3 Ways to Beat Your Age

Submitted by admin on Thu, 12/03/2009 - 16:24

A poor diet and couch-potato tendencies are two ways to accelerate aging—but they’re not the only behaviors that can make you old beyond your years. In YOU: Staying Young: The Owner’s Manual for Extending Your Warranty (Free Press), just out, Mehmet C. Oz, M.D., and Michael F. Roizen, M.D., discuss other “major agers” and ways to combat them. Here are three tips from the book to get you started.

1. Squelch stress.

They say: “Stress isn’t just something you write off as a need for spa treatments; it’s a major biological driver of aging.”

Keep an Eye on Spinach

Submitted by admin on Mon, 08/17/2009 - 16:17
Nearly two decades ago, optometrist Stuart Richer noticed something funny about patients who began taking multivitamins. Those who had age-related macular degeneration—a disease that affects one in eight Americans with vision loss and sometimes blindness—not only seemed to stabilize, but improved.

7 Health and Nutrition Tips for Feeling Young

Submitted by admin on Mon, 08/17/2009 - 16:12

Feel younger and more energized with our healthy tips to keep you feeling young. From eating more leafy greens to walking more often, these health tips and nutrition tips are easy ways to live well and get the most out of life.

Next: Leaf-Up Your Life » [pagebreak]

Leaf-up your life.

A 2006 study in Neurology showed that people who ate two or more servings of vegetables daily—especially leafy greens—had the mental focus of people five years their junior. Have a big green salad for lunch; serve some sautéed spinach at dinner.

Antidotes for Aging Parts

Submitted by admin on Mon, 08/17/2009 - 16:03

From your head to your toes and in between, here’s what to eat to help ward off aging starting in your twenties and into your fifties, sixties and beyond.

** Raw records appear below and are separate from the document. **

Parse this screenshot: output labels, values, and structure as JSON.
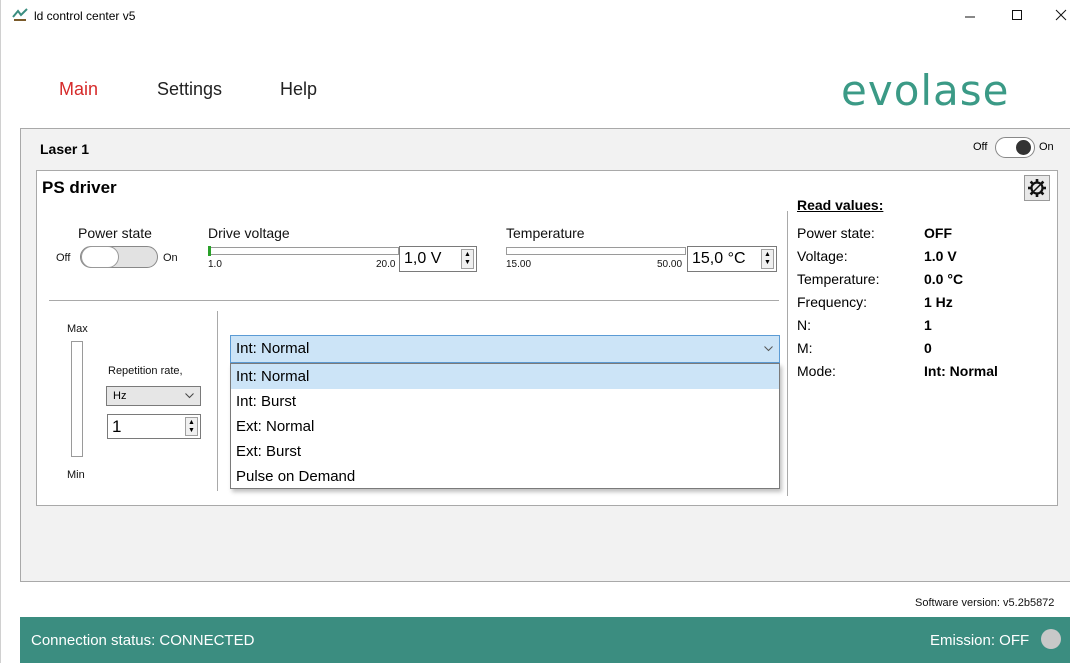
{
  "window": {
    "title": "ld control center v5",
    "icon": "app-logo-icon",
    "controls": [
      "minimize-icon",
      "maximize-icon",
      "close-icon"
    ]
  },
  "menu": {
    "items": [
      {
        "label": "Main",
        "active": true
      },
      {
        "label": "Settings",
        "active": false
      },
      {
        "label": "Help",
        "active": false
      }
    ]
  },
  "brand": {
    "logo_text": "evolase",
    "color": "#3b9a86"
  },
  "laser": {
    "title": "Laser 1",
    "toggle": {
      "off_label": "Off",
      "on_label": "On"
    }
  },
  "ps_driver": {
    "title": "PS driver",
    "settings_icon": "gear-icon",
    "power_state": {
      "label": "Power state",
      "off_label": "Off",
      "on_label": "On"
    },
    "drive_voltage": {
      "label": "Drive voltage",
      "min": "1.0",
      "max": "20.0",
      "value": "1,0 V",
      "fraction": 0.0
    },
    "temperature": {
      "label": "Temperature",
      "min": "15.00",
      "max": "50.00",
      "value": "15,0 °C",
      "fraction": 0.0
    },
    "meter": {
      "max_label": "Max",
      "min_label": "Min"
    },
    "repetition": {
      "label": "Repetition rate,",
      "unit": "Hz",
      "value": "1"
    },
    "mode": {
      "selected": "Int: Normal",
      "options": [
        "Int: Normal",
        "Int: Burst",
        "Ext: Normal",
        "Ext: Burst",
        "Pulse on Demand"
      ]
    },
    "read_values": {
      "title": "Read values:",
      "rows": [
        {
          "label": "Power state:",
          "value": "OFF"
        },
        {
          "label": "Voltage:",
          "value": "1.0 V"
        },
        {
          "label": "Temperature:",
          "value": "0.0 °C"
        },
        {
          "label": "Frequency:",
          "value": "1 Hz"
        },
        {
          "label": "N:",
          "value": "1"
        },
        {
          "label": "M:",
          "value": "0"
        },
        {
          "label": "Mode:",
          "value": "Int: Normal"
        }
      ]
    }
  },
  "footer": {
    "version": "Software version: v5.2b5872",
    "connection": "Connection status: CONNECTED",
    "emission": "Emission: OFF",
    "status_color": "#3b8d80"
  }
}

From our mid-twenties on, the brain—particularly the frontal lobe, where much of problem-solving and short-term memory is processed—shrinks at a rate of 2 percent per decade. A 2006 study in Neurology showed that people who ate two or more daily servings of vegetables, especially leafy greens, had the mental focus of people five years their junior.

Next: Skin »

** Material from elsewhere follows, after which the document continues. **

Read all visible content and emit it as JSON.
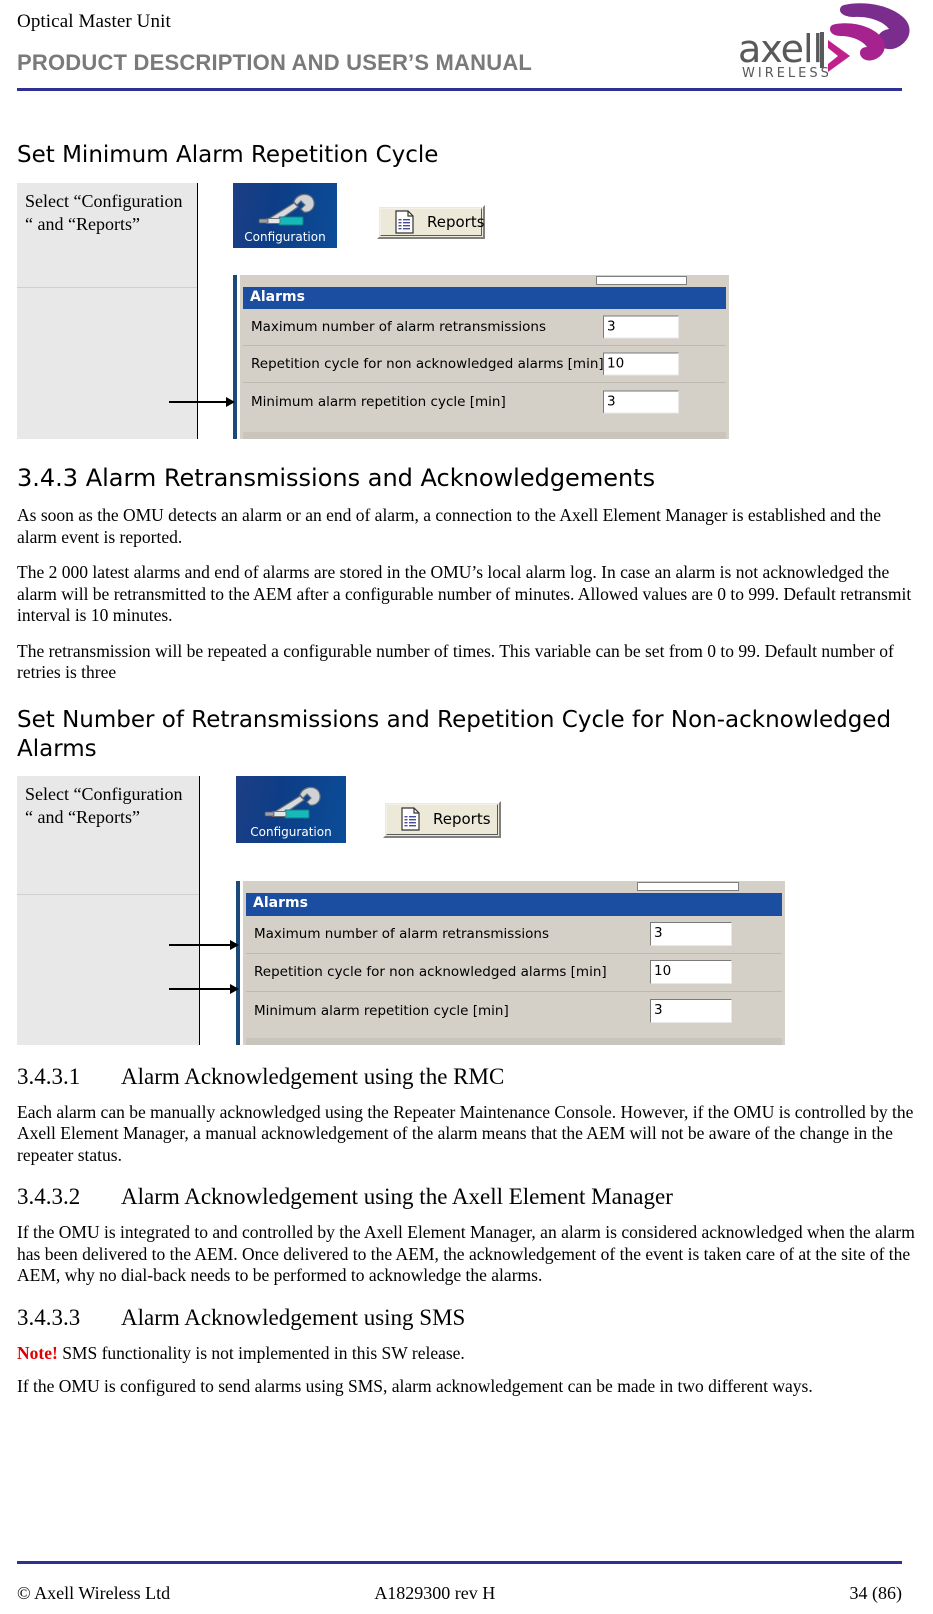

The Search for the Anti-Aging Diet

Submitted by admin on Mon, 08/17/2009 - 15:39
“What’s the secret to a long and healthy life?” When I asked my great-grandmother that question on the occasion of her 90th birthday, her answer took everyone by surprise. “I always make sure to eat the fat and gristle off meat,” she said. Fat and gristle? We all laughed at the time, Great-Grandma included, but no one dared argue with her. What her pet theory lacked in scientific evidence it more than made up for by personal example. She lived a jolly, healthy, sharp-minded life well into her nineties.